Video games have been an escape from a terrible reality, and at the peak of this paradigm shift in the world, at the edge of our very hope, games like Outriders give people back a sense of power and agency that they feel has been missing from their lives for far too many months. Outriders is a joy to play, because it feels good to feel like you’re in control.
It feels amazing to be an invincible god who bends time and bullets, smacking down horrific alien monsters and growing in power. Of course you can fine-tune the game to actually give you a run for your money, with the World Tiers system being a neat method for accruing a gross level of grime and finger sweat on your console controllers.
There is admittedly less endgame than golden path content, and the game only finds its footing once you start tinkering around with more exotic gear to complement your various abilities, but there’s no denying that Outriders is a slick and action-packed experience that nails the idea of being a gun-toting god facing off against alien abominations and humanity’s worst specimens.
At the time of writing though, Outriders seems to have stability issues for its co-op experience. While the idea of drop-in and drop-out multiplayer with friends is solid, in practise it has been an exercise in frustration with numerous disconnects and lag issues. When it does work, seldomly, it’s an absolute blast to see how the four disciplines mesh with each other.
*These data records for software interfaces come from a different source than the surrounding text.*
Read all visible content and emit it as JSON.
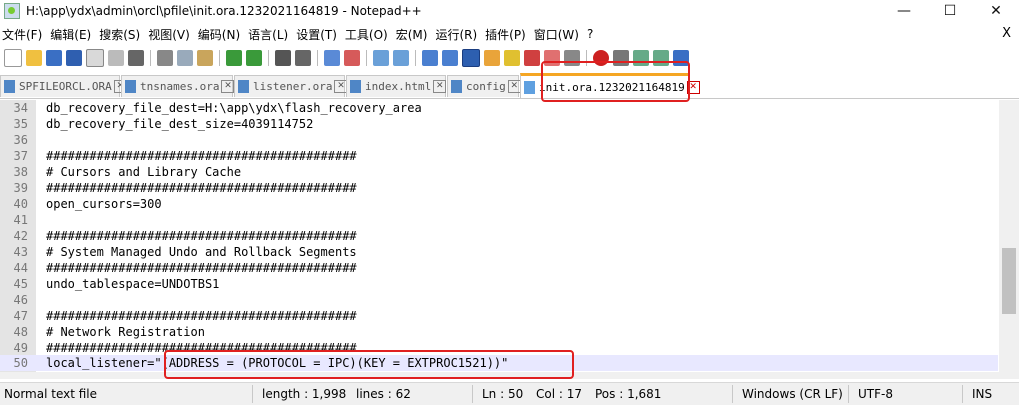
{
  "window": {
    "title": "H:\\app\\ydx\\admin\\orcl\\pfile\\init.ora.1232021164819 - Notepad++",
    "minimize": "—",
    "maximize": "☐",
    "close": "✕"
  },
  "menu": {
    "items": [
      "文件(F)",
      "编辑(E)",
      "搜索(S)",
      "视图(V)",
      "编码(N)",
      "语言(L)",
      "设置(T)",
      "工具(O)",
      "宏(M)",
      "运行(R)",
      "插件(P)",
      "窗口(W)",
      "?"
    ],
    "close_doc": "X"
  },
  "tabs": [
    {
      "label": "SPFILEORCL.ORA",
      "close": "✕"
    },
    {
      "label": "tnsnames.ora",
      "close": "✕"
    },
    {
      "label": "listener.ora",
      "close": "✕"
    },
    {
      "label": "index.html",
      "close": "✕"
    },
    {
      "label": "config",
      "close": "✕"
    },
    {
      "label": "init.ora.1232021164819",
      "close": "✕"
    }
  ],
  "editor": {
    "lines": [
      {
        "n": "34",
        "text": "db_recovery_file_dest=H:\\app\\ydx\\flash_recovery_area"
      },
      {
        "n": "35",
        "text": "db_recovery_file_dest_size=4039114752"
      },
      {
        "n": "36",
        "text": ""
      },
      {
        "n": "37",
        "text": "###########################################"
      },
      {
        "n": "38",
        "text": "# Cursors and Library Cache"
      },
      {
        "n": "39",
        "text": "###########################################"
      },
      {
        "n": "40",
        "text": "open_cursors=300"
      },
      {
        "n": "41",
        "text": ""
      },
      {
        "n": "42",
        "text": "###########################################"
      },
      {
        "n": "43",
        "text": "# System Managed Undo and Rollback Segments"
      },
      {
        "n": "44",
        "text": "###########################################"
      },
      {
        "n": "45",
        "text": "undo_tablespace=UNDOTBS1"
      },
      {
        "n": "46",
        "text": ""
      },
      {
        "n": "47",
        "text": "###########################################"
      },
      {
        "n": "48",
        "text": "# Network Registration"
      },
      {
        "n": "49",
        "text": "###########################################"
      },
      {
        "n": "50",
        "text": "local_listener=\"(ADDRESS = (PROTOCOL = IPC)(KEY = EXTPROC1521))\""
      }
    ]
  },
  "status": {
    "file_type": "Normal text file",
    "length": "length : 1,998",
    "lines": "lines : 62",
    "ln": "Ln : 50",
    "col": "Col : 17",
    "pos": "Pos : 1,681",
    "eol": "Windows (CR LF)",
    "encoding": "UTF-8",
    "mode": "INS"
  },
  "colors": {
    "accent_tab": "#f5a623",
    "annotation": "#e02020",
    "current_line": "#e8e8ff"
  }
}
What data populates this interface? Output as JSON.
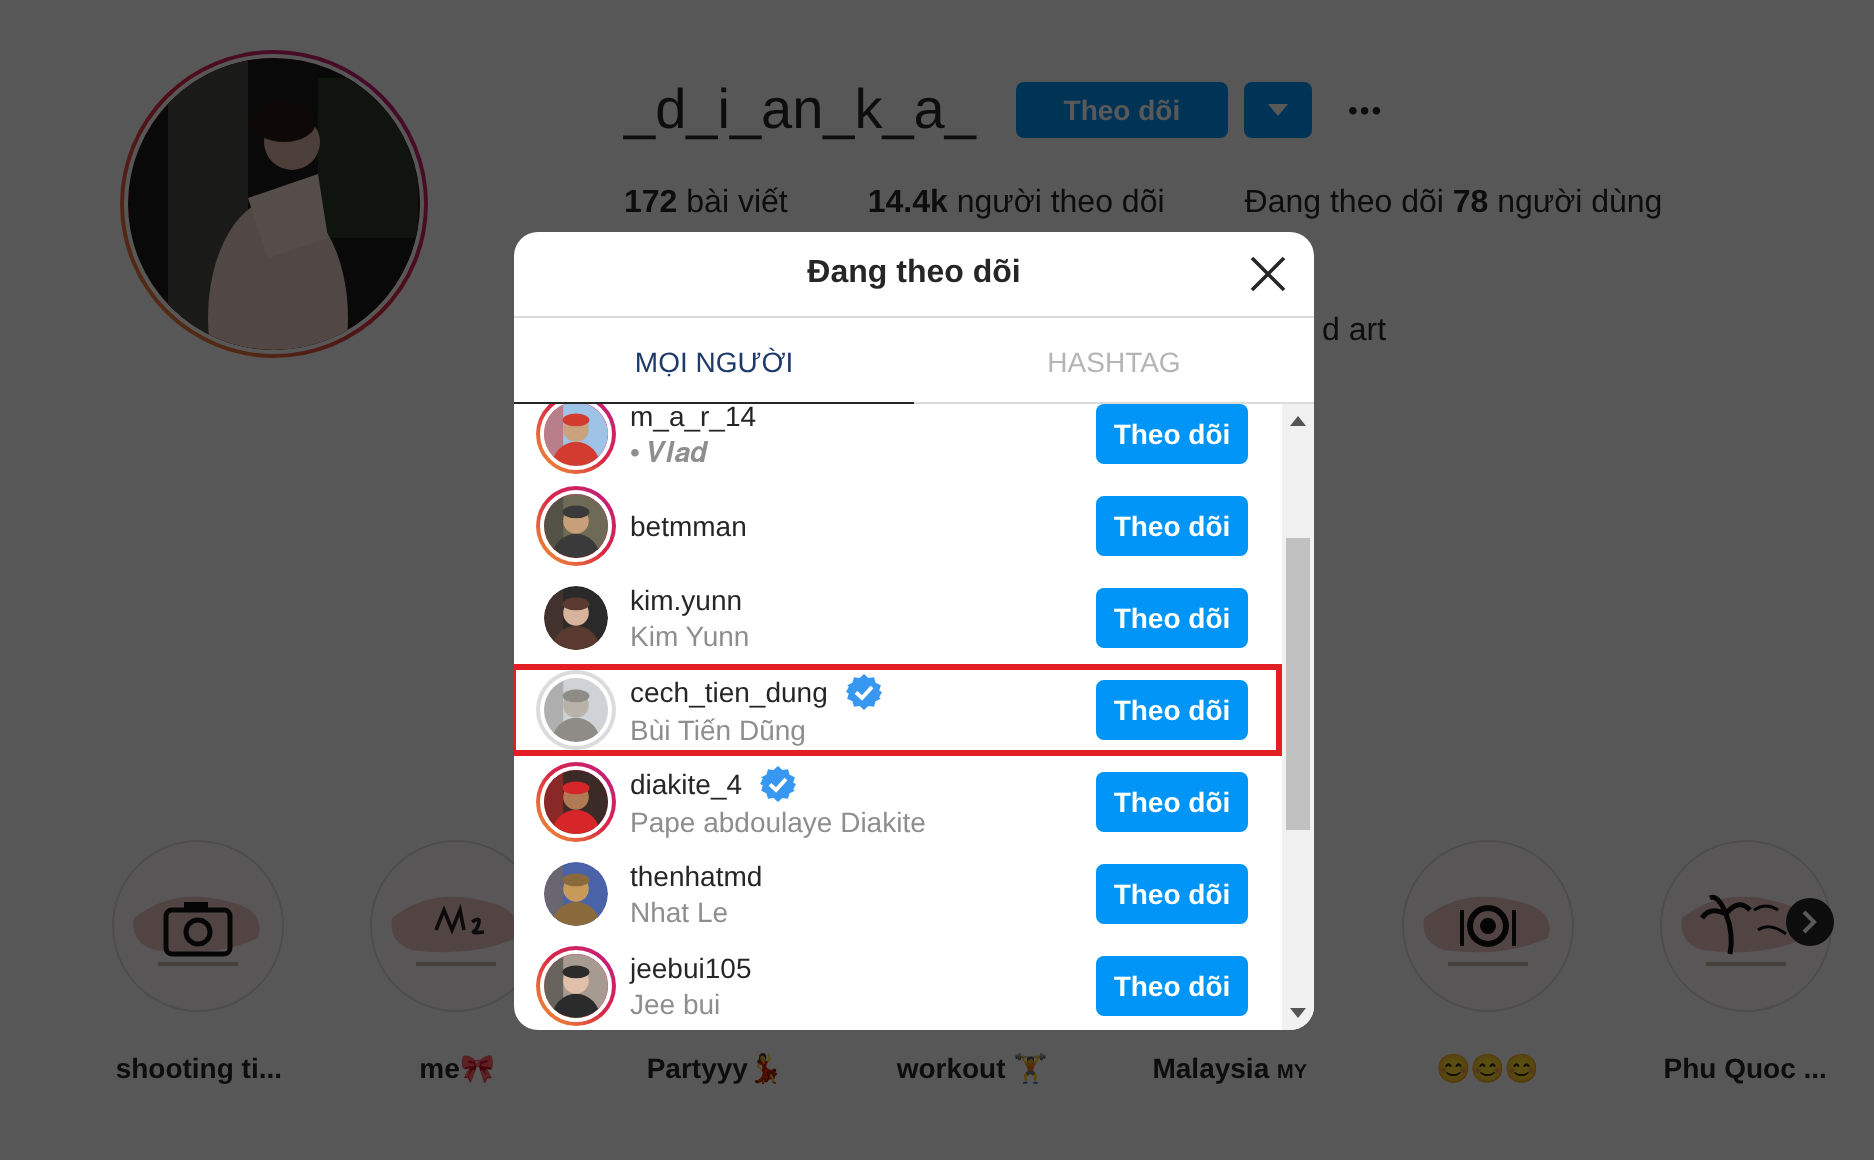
{
  "profile": {
    "username": "_d_i_an_k_a_",
    "follow_button": "Theo dõi",
    "more_button": "•••",
    "stats": [
      {
        "count": "172",
        "label": "bài viết"
      },
      {
        "count": "14.4k",
        "label": "người theo dõi"
      },
      {
        "prefix": "Đang theo dõi",
        "count": "78",
        "label": "người dùng"
      }
    ],
    "bio": "d art"
  },
  "highlights": [
    {
      "label": "shooting ti...",
      "kind": "camera"
    },
    {
      "label": "me🎀",
      "kind": "scribble"
    },
    {
      "label": "Partyyy💃"
    },
    {
      "label": "workout 🏋"
    },
    {
      "label": "Malaysia",
      "flag": "MY"
    },
    {
      "label": "😊😊😊",
      "kind": "plate"
    },
    {
      "label": "Phu Quoc ...",
      "kind": "palm"
    }
  ],
  "modal": {
    "title": "Đang theo dõi",
    "tabs": [
      {
        "label": "MỌI NGƯỜI",
        "selected": true
      },
      {
        "label": "HASHTAG",
        "selected": false
      }
    ],
    "rows": [
      {
        "username": "m_a_r_14",
        "name": "• 𝑽𝒍𝒂𝒅",
        "verified": false,
        "story_ring": true,
        "story_seen": false,
        "highlighted": false,
        "button": "Theo dõi"
      },
      {
        "username": "betmman",
        "verified": false,
        "story_ring": true,
        "story_seen": false,
        "highlighted": false,
        "button": "Theo dõi"
      },
      {
        "username": "kim.yunn",
        "name": "Kim Yunn",
        "verified": false,
        "story_ring": false,
        "highlighted": false,
        "button": "Theo dõi"
      },
      {
        "username": "cech_tien_dung",
        "name": "Bùi Tiến Dũng",
        "verified": true,
        "story_ring": true,
        "story_seen": true,
        "highlighted": true,
        "button": "Theo dõi"
      },
      {
        "username": "diakite_4",
        "name": "Pape abdoulaye Diakite",
        "verified": true,
        "story_ring": true,
        "story_seen": false,
        "highlighted": false,
        "button": "Theo dõi"
      },
      {
        "username": "thenhatmd",
        "name": "Nhat Le",
        "verified": false,
        "story_ring": false,
        "highlighted": false,
        "button": "Theo dõi"
      },
      {
        "username": "jeebui105",
        "name": "Jee bui",
        "verified": false,
        "story_ring": true,
        "story_seen": false,
        "highlighted": false,
        "button": "Theo dõi"
      }
    ]
  }
}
Tricksters and Devastators soak up enemy aggro, Technomancers offer aid with their various gadgets, and Pyromancers are actually useful in-betweeners who weaken enemies with flash-fire attacks that leave them ripe for the kill.
Those current teething problems are set to be fixed in an upcoming patch, but for now Outriders shines best as a solo video game. It may sound odd for a retro-inspired game to only harken back to an experience from a mere decade ago, but People Can Fly’s latest effort is the right amount of power, fun, and attitude at the right time.
Last Updated: April 9, 2021